Supplied records Start Marker

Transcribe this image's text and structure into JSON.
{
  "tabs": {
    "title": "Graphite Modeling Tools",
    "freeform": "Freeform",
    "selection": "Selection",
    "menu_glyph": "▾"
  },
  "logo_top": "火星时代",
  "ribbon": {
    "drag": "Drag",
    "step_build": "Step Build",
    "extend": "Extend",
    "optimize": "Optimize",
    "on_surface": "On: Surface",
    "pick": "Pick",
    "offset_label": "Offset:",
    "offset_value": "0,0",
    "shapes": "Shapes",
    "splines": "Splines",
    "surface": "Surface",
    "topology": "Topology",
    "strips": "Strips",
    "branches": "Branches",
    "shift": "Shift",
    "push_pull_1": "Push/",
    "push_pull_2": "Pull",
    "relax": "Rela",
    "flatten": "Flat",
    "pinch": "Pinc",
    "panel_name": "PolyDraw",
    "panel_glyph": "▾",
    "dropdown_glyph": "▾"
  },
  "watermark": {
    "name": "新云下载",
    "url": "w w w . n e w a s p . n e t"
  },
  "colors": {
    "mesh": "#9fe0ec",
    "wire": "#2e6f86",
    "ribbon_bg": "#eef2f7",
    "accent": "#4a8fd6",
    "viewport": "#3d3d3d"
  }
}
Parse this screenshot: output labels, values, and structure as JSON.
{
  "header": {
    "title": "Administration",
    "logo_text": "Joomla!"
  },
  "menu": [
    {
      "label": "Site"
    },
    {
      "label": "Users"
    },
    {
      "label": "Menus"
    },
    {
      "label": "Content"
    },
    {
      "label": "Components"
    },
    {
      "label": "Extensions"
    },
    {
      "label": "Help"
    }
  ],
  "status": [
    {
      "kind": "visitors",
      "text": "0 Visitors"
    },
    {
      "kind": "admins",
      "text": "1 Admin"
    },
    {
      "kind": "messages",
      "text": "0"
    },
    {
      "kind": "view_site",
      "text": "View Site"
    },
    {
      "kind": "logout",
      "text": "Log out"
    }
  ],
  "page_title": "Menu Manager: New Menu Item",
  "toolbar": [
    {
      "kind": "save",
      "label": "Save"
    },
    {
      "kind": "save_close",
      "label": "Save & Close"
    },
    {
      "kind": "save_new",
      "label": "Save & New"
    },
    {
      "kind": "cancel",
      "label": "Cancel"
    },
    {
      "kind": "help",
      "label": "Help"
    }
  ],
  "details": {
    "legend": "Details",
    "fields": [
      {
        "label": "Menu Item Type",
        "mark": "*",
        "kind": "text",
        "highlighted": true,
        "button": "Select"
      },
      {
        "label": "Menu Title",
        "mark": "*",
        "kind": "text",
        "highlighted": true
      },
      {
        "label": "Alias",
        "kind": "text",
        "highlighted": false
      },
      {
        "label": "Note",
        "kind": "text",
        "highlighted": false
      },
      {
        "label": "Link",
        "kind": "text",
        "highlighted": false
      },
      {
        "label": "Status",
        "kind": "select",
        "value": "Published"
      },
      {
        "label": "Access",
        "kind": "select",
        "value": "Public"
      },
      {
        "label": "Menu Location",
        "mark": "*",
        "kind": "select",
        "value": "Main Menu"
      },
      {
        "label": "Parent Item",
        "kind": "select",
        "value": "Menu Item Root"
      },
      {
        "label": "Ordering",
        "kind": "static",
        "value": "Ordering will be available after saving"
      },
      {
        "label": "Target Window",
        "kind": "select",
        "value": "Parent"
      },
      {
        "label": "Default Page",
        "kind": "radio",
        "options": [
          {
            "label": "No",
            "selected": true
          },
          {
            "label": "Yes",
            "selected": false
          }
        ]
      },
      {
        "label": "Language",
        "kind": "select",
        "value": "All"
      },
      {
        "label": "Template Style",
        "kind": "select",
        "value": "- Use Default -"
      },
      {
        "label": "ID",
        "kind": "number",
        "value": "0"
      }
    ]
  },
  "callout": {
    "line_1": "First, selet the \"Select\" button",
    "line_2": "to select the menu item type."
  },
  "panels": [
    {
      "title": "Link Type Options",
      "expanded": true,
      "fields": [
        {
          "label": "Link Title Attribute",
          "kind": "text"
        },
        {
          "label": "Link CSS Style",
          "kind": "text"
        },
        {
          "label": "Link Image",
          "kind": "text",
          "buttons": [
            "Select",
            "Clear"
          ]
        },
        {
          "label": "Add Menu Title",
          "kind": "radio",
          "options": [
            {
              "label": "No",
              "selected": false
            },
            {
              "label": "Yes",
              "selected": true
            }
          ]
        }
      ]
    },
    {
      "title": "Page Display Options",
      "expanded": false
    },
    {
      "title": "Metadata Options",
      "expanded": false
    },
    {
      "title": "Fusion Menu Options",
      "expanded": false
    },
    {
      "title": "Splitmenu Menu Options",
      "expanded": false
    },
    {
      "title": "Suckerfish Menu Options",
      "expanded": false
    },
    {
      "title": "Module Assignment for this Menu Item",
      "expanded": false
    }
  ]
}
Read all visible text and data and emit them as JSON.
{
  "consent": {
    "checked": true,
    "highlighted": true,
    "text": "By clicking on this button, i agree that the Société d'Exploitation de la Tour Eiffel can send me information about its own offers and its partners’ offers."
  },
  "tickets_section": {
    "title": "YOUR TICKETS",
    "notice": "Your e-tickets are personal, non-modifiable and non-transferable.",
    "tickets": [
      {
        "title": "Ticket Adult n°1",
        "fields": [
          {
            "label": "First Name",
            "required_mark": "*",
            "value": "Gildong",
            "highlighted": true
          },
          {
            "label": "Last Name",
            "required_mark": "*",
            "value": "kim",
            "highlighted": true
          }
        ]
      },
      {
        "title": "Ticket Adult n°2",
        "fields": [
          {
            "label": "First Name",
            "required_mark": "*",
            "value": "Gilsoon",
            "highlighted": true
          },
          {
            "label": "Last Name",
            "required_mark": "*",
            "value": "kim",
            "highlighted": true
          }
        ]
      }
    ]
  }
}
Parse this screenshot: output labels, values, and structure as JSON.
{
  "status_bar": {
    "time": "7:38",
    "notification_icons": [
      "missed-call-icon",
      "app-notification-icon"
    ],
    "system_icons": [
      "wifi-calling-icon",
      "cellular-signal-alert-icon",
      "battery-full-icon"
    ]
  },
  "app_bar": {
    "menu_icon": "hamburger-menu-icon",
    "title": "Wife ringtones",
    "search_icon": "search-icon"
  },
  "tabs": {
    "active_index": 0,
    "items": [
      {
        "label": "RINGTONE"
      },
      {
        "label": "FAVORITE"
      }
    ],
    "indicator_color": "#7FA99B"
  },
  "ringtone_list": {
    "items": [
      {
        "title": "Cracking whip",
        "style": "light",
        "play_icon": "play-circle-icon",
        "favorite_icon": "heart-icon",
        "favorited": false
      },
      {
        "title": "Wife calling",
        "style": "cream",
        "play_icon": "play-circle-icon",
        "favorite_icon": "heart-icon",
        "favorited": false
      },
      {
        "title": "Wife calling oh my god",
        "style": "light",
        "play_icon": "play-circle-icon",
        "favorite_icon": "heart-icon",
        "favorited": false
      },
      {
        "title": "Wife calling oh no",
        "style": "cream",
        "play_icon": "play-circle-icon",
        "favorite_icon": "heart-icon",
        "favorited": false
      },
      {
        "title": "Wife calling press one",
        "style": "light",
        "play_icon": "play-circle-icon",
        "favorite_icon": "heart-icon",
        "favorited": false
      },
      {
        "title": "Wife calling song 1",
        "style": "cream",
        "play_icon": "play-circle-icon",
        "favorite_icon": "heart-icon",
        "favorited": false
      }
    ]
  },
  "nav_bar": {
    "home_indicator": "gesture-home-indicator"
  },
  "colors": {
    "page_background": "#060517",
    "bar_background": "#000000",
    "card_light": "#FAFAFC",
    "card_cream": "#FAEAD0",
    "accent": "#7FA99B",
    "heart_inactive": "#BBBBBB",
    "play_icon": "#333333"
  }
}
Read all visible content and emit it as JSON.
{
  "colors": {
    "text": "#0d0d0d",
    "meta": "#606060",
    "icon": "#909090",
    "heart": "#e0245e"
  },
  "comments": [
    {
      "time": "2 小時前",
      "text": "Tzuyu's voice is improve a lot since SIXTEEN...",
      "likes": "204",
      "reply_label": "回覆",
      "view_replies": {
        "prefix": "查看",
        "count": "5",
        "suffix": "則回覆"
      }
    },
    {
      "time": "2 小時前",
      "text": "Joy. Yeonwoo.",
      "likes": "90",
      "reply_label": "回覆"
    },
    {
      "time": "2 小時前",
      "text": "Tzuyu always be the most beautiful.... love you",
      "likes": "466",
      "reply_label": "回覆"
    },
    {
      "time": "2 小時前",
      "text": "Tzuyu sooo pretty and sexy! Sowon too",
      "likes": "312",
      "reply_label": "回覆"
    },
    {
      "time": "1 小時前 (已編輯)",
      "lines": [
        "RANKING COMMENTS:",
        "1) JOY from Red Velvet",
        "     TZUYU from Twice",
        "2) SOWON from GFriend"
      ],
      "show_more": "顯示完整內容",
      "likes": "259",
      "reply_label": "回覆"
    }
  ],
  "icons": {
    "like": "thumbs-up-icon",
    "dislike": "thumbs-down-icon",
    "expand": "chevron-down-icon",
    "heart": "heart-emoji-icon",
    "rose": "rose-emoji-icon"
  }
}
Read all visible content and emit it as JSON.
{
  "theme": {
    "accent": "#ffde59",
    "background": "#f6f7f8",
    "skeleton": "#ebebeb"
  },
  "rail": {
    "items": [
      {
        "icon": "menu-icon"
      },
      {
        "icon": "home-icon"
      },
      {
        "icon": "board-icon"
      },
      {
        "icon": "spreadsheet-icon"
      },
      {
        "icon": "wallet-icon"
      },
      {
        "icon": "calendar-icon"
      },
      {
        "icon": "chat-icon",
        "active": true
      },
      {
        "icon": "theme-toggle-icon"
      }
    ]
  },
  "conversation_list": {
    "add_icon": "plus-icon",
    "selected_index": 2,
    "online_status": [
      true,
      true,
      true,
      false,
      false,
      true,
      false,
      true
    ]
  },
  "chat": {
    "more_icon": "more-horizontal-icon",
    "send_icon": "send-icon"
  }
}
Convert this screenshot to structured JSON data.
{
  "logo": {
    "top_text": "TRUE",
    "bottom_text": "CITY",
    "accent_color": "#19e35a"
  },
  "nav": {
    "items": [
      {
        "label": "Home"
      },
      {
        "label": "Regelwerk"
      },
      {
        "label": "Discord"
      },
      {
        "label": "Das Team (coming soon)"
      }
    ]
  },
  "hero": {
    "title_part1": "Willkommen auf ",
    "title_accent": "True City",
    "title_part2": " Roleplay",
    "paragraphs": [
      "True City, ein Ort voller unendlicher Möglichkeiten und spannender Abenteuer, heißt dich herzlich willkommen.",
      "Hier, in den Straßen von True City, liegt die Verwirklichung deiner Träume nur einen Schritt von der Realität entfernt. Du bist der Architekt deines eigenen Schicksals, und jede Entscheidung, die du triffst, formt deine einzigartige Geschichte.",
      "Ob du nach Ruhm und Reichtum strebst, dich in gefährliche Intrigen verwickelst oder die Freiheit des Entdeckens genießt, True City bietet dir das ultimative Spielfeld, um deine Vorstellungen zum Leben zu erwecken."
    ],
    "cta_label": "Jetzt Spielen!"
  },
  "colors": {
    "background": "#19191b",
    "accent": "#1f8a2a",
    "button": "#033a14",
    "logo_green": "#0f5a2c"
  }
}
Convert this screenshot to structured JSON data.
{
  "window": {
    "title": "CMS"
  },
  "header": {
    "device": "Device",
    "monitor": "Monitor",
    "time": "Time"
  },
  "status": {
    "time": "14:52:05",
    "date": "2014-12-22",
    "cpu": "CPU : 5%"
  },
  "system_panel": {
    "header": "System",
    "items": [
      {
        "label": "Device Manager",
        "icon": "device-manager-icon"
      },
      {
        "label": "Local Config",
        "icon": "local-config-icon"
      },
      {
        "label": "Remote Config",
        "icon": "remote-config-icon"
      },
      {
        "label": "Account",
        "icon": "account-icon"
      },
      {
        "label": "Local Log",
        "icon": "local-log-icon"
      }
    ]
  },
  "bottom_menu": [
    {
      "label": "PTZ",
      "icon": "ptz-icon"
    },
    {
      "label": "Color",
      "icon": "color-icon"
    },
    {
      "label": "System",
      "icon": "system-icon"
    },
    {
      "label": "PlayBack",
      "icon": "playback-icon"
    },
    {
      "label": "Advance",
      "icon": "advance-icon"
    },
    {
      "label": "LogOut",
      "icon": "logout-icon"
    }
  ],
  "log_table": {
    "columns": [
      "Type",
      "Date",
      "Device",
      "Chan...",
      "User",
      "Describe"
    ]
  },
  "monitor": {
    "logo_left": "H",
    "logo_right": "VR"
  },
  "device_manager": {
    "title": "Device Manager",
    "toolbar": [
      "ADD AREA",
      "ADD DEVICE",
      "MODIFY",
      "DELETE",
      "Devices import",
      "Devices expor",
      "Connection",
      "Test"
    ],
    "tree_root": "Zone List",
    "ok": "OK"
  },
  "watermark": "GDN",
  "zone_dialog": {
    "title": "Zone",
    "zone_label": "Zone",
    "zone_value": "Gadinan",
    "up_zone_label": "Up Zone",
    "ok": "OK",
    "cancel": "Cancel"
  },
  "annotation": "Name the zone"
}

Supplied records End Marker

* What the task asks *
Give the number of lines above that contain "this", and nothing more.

* Response below *
7